(Available data)
══════════════════════════════

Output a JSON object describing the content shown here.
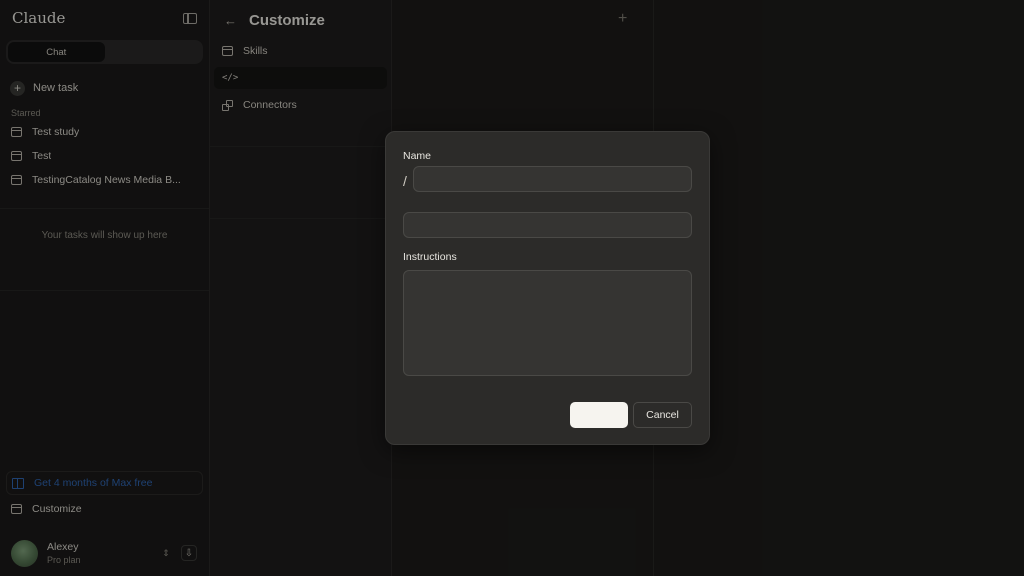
{
  "sidebar": {
    "logo": "Claude",
    "mode_switch": [
      "Chat",
      ""
    ],
    "new_task": "New task",
    "starred_label": "Starred",
    "starred_items": [
      "Test study",
      "Test",
      "TestingCatalog News Media B..."
    ],
    "empty_message": "Your tasks will show up here",
    "promo": "Get 4 months of Max free",
    "customize": "Customize",
    "user": {
      "name": "Alexey",
      "plan": "Pro plan"
    }
  },
  "panel": {
    "back_icon": "arrow-left-icon",
    "title": "Customize",
    "items": [
      {
        "label": "Skills",
        "icon": "toolbox-icon"
      },
      {
        "label": "",
        "icon": "code-icon",
        "active": true
      },
      {
        "label": "Connectors",
        "icon": "connectors-icon"
      }
    ]
  },
  "content": {
    "add_icon": "plus-icon"
  },
  "modal": {
    "name_label": "Name",
    "slash": "/",
    "name_value": "",
    "description_value": "",
    "instructions_label": "Instructions",
    "instructions_value": "",
    "primary_label": "",
    "cancel_label": "Cancel"
  },
  "colors": {
    "background": "#1f1e1d",
    "modal": "#2c2b29",
    "promo_text": "#2f64b0",
    "primary_button": "#f6f4ef"
  }
}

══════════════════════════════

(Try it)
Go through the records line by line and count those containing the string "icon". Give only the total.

(Exercise result)
5